The senator spoke in a packed Birmingham Jefferson Convention Center (BJCC) North Exhibition Hall filled with city leaders, organizers, activists, and citizens celebrate King Jr. Day.
Congresswoman Terri Sewell, Birmingham Mayor Randall Woodfin, Birmingham City Council President Valerie Abbott, Jefferson County Commission President Pro-Tem Sandra Little Brown and Tuscaloosa Mayor Walt Maddox were among the officials on the dais.
But it was Jones who commanded the attention of the audience, many of whom helped get him elected to the Senate.
“I’m here today [as Senator] and it’s because you believed in me,” he said. “You believed in Alabama, you believed in this country, and you believed enough to devote your time and energy and enthusiasm to make my election possible.”
Jones said the breakfast is a chance to remember the sacrifices of not only King, but other foot soldiers who fought for justice. “People like Rev. (Joseph) Lowery, Jimmie Lee Jackson, the great Fred Shuttlesworth, Ralph Abernathy and my dear friend and colleague, John Lewis,” he said.
He also honored women who fought for freedom and justice.
“(These men) stood shoulder to shoulder with courageous women like Coretta Scott King, Recey Taylor, Rosa Parks, Virginia Foster Durr, Amelia Boynton (Robinson) and Annie Lee Cooper,” he said. “And in today’s climate we need to make sure that we recognize the courageous women of the Civil Rights Movement.”
Jones pointed out the critical need of the Children’s Health Insurance Program (CHIP), which he supports and the first bill he sponsored was to make sure funding remains in place for the program.
“Taking care of our children is not just an investment for their future, it is an investment in all of our futures.”
He talked about how “those who speak the loudest and gain strength through fear rather than consensus and compromise” let CHIP expire putting 150,000 Alabama children at risk.
“They refuse expand Medicaid, threatening the health of 1,000,000 Alabamians and the security of our rural hospitals,” he said. “They watched as children from certain zip codes got access to better education, and they did it generation after generation.”

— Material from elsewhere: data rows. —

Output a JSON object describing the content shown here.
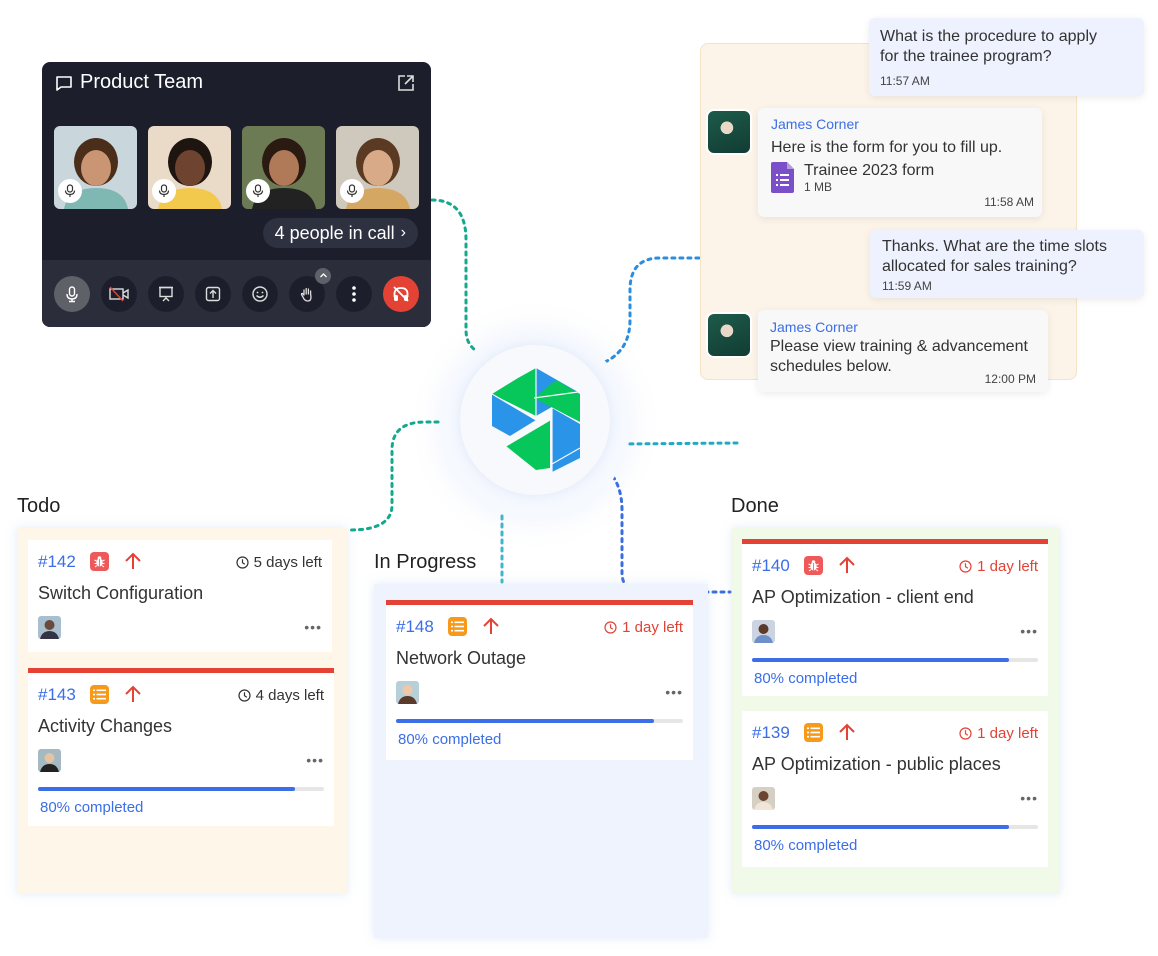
{
  "call": {
    "title": "Product Team",
    "participants": [
      {
        "name": "participant-1",
        "bg": "#c9d6dc",
        "skin": "#c99573",
        "hair": "#4a2e1a"
      },
      {
        "name": "participant-2",
        "bg": "#eadbc9",
        "skin": "#6e4430",
        "hair": "#1e1510"
      },
      {
        "name": "participant-3",
        "bg": "#6d7b55",
        "skin": "#b07a58",
        "hair": "#2b1a12"
      },
      {
        "name": "participant-4",
        "bg": "#cfc8bd",
        "skin": "#d9aa88",
        "hair": "#5a3a22"
      }
    ],
    "people_label": "4 people in call",
    "controls": [
      "microphone",
      "camera-off",
      "present",
      "share-screen",
      "reactions",
      "raise-hand",
      "more",
      "end-call"
    ],
    "end_call_color": "#e34234"
  },
  "chat": {
    "messages": [
      {
        "from": "me",
        "text_line1": "What is the procedure to apply",
        "text_line2": "for the trainee program?",
        "time": "11:57 AM"
      },
      {
        "from": "them",
        "sender": "James Corner",
        "text": "Here is the form for you to fill up.",
        "file": {
          "name": "Trainee 2023 form",
          "size": "1 MB"
        },
        "time": "11:58 AM"
      },
      {
        "from": "me",
        "text_line1": "Thanks. What are the time slots",
        "text_line2": "allocated for sales training?",
        "time": "11:59 AM"
      },
      {
        "from": "them",
        "sender": "James Corner",
        "text_line1": "Please view training & advancement",
        "text_line2": "schedules below.",
        "time": "12:00 PM"
      }
    ]
  },
  "board": {
    "columns": [
      {
        "title": "Todo",
        "cards": [
          {
            "id": "#142",
            "type": "bug",
            "priority": "high",
            "due": "5 days left",
            "urgent": false,
            "title": "Switch Configuration",
            "progress": null
          },
          {
            "id": "#143",
            "type": "task",
            "priority": "high",
            "due": "4 days left",
            "urgent": false,
            "title": "Activity Changes",
            "progress": 0.8,
            "progress_label": "80% completed"
          }
        ]
      },
      {
        "title": "In Progress",
        "cards": [
          {
            "id": "#148",
            "type": "task",
            "priority": "high",
            "due": "1 day left",
            "urgent": true,
            "title": "Network Outage",
            "progress": 0.8,
            "progress_label": "80% completed"
          }
        ]
      },
      {
        "title": "Done",
        "cards": [
          {
            "id": "#140",
            "type": "bug",
            "priority": "high",
            "due": "1 day left",
            "urgent": true,
            "title": "AP Optimization - client end",
            "progress": 0.8,
            "progress_label": "80% completed"
          },
          {
            "id": "#139",
            "type": "task",
            "priority": "high",
            "due": "1 day left",
            "urgent": true,
            "title": "AP Optimization - public places",
            "progress": 0.8,
            "progress_label": "80% completed"
          }
        ]
      }
    ],
    "more_label": "•••"
  },
  "colors": {
    "accent_blue": "#3b6ee8",
    "urgent_red": "#e34234",
    "bug": "#ee5a5a",
    "task": "#f79a1a",
    "logo_green": "#07c65a",
    "logo_blue": "#2a94e8"
  }
}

He also pointed out that a lot of the rhetoric causing division is coming from the White House especially “when the President of the United States uses language that is not only beneath his office, but the antithesis of the values that we hold as Americans,” Jones said. “Every time we are faced with what seems like insurmountable difficulties we have risen to the occasion to confront it head on, and make no mistake, we will do it again.”
The senator pointed to the gains made by foot soldiers and King when faced with obstacles.
“Reject hatred, violence and fury,” he said. “We need to listen and learn from one another. We need to seek common ground even when it seems impossible.”
Jones concluded his speech by saying change in America will require “foot soldiers of today to make change.”
“It’s up to us, it’s our challenge,” he said. “After standing on that stage on Dec. 12 [election night] I know you know what to do.”
Jones said he didn’t have all the answers, “but I know that it will take more than gathering for breakfast once a year.”
The breakfast also included a unity candle lighting, a dance tribute from dancer Deitra Streeter to the song Rise Up by Andra Day, and 9-year-old Sergeant Jones who eloquently quoted King’s “I Have A Dream” speech from memory and with the crowd joining hands and singing “We Shall Overcome.”